View Full Version : Time to Fry Mumia - black assassin of White officer denied 50k medical treatment

The Bobster
09-10-2016, 07:46 AM

Mumia Abu Jamal Denied Critical Meds In Prison, Supporters Rally
September 9, 2016 9:00 PM By Cherri Gregg


PHILADELPHIA (CBS) – Members of MOVE rallied outside of the Philadelphia Department of Health to protest a recent federal court ruling denying critical Hepatitis C treatment for former death row inmate Mumia Abu Jamal.

The ruling raises questions about inmate care.

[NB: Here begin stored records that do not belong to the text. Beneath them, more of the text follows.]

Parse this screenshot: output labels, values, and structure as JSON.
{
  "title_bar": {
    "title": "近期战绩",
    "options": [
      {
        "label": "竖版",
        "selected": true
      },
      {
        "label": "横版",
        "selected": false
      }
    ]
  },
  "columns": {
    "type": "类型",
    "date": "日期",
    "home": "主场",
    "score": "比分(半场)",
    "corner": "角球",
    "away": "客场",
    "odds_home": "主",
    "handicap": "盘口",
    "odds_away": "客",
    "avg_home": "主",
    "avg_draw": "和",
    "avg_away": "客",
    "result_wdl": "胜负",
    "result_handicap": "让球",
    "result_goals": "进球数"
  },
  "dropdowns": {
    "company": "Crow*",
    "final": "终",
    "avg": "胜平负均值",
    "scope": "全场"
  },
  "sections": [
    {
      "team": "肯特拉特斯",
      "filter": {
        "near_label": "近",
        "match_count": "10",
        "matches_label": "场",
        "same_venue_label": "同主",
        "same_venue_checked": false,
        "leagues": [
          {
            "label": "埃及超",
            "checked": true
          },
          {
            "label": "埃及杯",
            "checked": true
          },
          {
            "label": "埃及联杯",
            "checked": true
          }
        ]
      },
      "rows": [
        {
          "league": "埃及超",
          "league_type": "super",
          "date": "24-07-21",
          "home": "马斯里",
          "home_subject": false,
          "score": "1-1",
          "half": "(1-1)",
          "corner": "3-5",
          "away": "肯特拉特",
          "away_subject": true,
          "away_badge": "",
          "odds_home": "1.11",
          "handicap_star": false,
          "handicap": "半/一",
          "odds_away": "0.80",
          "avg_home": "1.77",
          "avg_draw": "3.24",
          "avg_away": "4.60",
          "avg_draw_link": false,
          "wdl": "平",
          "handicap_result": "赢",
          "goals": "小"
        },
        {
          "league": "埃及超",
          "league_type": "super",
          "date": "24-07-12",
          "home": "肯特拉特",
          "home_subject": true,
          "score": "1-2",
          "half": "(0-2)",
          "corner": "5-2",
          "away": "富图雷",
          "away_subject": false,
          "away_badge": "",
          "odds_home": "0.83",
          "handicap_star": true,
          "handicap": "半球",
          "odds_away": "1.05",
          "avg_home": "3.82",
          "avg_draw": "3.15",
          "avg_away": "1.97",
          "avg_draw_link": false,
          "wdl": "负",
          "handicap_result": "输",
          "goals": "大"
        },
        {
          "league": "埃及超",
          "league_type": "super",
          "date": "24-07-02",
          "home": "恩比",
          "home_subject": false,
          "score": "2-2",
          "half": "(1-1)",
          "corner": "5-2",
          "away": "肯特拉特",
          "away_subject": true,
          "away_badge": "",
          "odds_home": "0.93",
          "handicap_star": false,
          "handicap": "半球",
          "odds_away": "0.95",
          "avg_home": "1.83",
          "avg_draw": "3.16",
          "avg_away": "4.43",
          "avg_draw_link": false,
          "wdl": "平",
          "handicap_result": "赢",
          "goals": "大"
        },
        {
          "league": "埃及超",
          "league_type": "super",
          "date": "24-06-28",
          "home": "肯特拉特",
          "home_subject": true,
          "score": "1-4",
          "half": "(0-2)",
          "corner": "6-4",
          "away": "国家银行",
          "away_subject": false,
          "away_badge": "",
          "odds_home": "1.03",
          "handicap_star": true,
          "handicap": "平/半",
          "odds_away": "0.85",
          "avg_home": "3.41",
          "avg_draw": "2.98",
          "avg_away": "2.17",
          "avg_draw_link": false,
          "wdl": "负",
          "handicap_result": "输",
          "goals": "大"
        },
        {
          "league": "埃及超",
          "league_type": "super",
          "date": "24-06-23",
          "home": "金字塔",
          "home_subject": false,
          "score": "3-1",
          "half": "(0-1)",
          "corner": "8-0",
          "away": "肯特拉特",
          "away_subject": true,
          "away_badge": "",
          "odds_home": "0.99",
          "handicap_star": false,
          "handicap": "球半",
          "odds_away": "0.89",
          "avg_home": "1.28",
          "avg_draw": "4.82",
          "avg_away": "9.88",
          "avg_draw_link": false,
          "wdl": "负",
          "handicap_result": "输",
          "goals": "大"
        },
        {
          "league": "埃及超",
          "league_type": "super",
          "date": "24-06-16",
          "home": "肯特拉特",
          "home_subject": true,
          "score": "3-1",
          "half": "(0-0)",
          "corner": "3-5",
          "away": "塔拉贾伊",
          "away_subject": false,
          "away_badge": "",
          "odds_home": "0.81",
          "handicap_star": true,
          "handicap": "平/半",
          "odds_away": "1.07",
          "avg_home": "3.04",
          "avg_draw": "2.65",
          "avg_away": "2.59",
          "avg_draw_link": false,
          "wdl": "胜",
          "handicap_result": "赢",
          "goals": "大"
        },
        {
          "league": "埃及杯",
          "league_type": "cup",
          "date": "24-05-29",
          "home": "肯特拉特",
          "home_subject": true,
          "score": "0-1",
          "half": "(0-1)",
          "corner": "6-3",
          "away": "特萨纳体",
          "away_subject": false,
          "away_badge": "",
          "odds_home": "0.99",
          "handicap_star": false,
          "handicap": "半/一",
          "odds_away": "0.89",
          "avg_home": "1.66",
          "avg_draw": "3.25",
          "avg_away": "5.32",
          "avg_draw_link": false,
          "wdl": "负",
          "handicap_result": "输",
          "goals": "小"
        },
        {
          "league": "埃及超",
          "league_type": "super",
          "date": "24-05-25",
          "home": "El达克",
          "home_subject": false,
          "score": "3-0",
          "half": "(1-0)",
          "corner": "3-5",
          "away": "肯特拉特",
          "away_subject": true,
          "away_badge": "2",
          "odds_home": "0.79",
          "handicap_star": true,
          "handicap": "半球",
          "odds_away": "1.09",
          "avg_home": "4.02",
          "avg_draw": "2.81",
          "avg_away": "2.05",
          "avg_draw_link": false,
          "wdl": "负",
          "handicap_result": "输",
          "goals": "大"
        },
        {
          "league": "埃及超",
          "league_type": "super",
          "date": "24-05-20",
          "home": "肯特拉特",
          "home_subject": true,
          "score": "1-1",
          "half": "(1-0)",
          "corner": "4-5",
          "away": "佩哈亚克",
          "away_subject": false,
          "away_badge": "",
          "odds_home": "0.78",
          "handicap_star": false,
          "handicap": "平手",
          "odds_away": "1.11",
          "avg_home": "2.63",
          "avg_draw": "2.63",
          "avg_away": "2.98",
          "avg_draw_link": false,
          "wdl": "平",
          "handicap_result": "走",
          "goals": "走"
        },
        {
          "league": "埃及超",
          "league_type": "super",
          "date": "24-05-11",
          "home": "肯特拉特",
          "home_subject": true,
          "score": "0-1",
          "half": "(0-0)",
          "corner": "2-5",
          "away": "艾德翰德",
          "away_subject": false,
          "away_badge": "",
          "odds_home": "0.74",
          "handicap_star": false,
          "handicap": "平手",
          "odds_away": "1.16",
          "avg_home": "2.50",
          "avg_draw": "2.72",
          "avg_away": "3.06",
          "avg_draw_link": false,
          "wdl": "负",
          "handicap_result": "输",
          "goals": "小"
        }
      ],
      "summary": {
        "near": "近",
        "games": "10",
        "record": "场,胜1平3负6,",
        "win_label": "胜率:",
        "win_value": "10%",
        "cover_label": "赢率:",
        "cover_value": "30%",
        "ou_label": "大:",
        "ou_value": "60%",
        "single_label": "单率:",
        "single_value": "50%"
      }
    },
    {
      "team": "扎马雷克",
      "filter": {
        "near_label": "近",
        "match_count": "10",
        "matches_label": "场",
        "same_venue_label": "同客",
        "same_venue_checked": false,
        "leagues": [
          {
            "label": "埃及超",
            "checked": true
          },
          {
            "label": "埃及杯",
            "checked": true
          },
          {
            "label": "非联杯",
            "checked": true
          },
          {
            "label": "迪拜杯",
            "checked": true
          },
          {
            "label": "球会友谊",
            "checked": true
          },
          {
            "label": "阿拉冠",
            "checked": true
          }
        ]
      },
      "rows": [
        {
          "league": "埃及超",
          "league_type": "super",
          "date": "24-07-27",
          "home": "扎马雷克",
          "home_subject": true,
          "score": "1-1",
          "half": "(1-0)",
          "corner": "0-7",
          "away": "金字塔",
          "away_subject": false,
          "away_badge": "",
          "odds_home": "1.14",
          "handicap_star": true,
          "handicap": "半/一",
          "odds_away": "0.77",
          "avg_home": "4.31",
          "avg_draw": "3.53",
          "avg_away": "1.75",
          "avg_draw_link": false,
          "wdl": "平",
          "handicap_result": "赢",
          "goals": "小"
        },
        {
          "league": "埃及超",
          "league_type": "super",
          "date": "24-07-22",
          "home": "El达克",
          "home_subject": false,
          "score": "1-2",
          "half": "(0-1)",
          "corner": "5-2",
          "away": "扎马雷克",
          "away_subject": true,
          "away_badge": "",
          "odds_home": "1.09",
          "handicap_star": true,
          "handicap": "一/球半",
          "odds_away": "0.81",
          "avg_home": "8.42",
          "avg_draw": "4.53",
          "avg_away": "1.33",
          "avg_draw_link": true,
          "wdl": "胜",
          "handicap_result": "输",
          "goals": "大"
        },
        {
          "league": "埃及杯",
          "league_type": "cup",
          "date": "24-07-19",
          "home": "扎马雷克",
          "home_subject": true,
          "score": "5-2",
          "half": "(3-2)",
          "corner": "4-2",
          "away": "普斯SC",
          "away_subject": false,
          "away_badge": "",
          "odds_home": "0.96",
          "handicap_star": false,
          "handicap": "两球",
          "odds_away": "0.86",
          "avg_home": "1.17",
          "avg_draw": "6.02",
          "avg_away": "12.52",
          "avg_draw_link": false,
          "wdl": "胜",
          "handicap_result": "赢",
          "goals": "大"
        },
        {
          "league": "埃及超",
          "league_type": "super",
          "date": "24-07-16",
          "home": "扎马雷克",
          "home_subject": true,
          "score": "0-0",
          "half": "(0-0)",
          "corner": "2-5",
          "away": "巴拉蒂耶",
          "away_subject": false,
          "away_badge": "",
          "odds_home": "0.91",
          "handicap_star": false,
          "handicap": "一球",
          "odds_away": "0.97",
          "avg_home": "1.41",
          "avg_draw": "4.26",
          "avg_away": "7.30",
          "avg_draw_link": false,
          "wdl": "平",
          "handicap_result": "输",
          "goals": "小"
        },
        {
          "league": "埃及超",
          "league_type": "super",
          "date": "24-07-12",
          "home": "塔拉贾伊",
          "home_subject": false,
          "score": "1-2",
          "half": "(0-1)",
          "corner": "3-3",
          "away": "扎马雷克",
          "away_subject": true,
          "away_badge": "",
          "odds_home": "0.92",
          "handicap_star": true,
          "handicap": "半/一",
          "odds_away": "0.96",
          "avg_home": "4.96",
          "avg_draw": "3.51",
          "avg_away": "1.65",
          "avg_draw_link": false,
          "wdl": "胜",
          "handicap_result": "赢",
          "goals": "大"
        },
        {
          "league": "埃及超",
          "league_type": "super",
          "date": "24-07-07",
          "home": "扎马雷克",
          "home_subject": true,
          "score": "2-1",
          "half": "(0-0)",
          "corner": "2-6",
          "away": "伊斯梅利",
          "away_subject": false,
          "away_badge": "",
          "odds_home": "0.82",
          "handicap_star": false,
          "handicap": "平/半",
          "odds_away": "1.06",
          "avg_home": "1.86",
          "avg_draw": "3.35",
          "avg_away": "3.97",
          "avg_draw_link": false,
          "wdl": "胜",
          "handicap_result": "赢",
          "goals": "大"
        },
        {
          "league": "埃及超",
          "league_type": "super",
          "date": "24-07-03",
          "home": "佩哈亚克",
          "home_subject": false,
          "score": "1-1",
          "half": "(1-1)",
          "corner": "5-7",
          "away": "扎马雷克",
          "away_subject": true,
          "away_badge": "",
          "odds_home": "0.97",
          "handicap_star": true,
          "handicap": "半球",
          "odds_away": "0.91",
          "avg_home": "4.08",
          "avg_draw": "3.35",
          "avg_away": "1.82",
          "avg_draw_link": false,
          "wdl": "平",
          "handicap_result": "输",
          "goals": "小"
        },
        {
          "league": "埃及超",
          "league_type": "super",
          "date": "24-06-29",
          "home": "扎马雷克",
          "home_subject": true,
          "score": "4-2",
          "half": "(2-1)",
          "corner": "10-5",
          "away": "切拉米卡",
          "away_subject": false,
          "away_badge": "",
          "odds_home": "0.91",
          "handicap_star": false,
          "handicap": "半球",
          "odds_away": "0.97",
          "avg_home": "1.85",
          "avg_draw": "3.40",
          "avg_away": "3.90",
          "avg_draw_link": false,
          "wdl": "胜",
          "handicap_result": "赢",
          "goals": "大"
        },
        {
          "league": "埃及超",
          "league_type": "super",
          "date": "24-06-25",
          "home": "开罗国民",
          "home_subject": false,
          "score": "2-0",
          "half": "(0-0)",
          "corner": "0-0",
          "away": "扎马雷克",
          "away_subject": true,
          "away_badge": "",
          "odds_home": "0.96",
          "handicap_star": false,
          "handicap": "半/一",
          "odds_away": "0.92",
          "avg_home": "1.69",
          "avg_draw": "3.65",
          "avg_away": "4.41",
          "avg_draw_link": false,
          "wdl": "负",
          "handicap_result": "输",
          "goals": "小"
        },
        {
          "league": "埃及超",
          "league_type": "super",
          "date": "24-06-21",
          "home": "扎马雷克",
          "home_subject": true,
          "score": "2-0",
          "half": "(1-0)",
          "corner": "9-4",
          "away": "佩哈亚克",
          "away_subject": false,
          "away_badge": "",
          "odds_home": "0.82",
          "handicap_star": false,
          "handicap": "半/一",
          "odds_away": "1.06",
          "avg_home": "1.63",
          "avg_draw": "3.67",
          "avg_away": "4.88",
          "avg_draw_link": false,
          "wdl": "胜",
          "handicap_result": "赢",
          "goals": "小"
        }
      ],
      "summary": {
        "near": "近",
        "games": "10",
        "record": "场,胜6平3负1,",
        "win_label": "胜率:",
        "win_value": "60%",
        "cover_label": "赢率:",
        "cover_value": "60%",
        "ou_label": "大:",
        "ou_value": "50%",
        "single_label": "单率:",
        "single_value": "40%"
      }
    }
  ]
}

“Nobody is immune to this kind of travesty of justice,” says Romona Africa, communications director for the MOVE Organization.

She joined concerned family and friends of Mumia Abu Jamal on Wednesday morning in a rally and press conference. The demonstration was made days after a federal district court judge denied Jamal access to critical treatment for his Hepatitis C.

Jamal, who had been in critical condition at one point for the disorder, sought access to one of the most effective antiviral treatment for the disorder, but DOC protocols required that he wait until the Hepatitis C was more advanced.

“They said he wasn’t sick enough,” says Africa.

The court found Pennsylvania’s Hepatitis C protocol unconstitutional, but refused to order treatment opining that he sued the wrong entity.

“I find it a little confusing,” says Su Ming Yeh, managing attorney for the Institutional Law Project.

She says thousands of Pennsylvania inmates have Hepatitis C, but the treatment costs upwards of $50,000 per inmate, more than the cost of care for a year. For that reason, she says, the DOC only administers the treatment on a limited basis:

“If you’re too sick, you don’t get it. If you’re not sick enough, you don’t get it. But the constitution requires that inmates receive adequate care.”

“Adequate care” must be equal to a community standard, says Yeh. She notes that inmates are different than patients who can choose their healthcare. Because they are in custody, the DOC administered care is their only option.

“It would be cruel to deny or delay care,” she says, “whatever their sentence is– they are not sentenced to death or poor health.”

Jamal’s supporters say they hope to raise awareness and will keep up the fight.

“We’re letting everybody know what’s going on,” says Africa, “we are not going to sit back and let this happen.”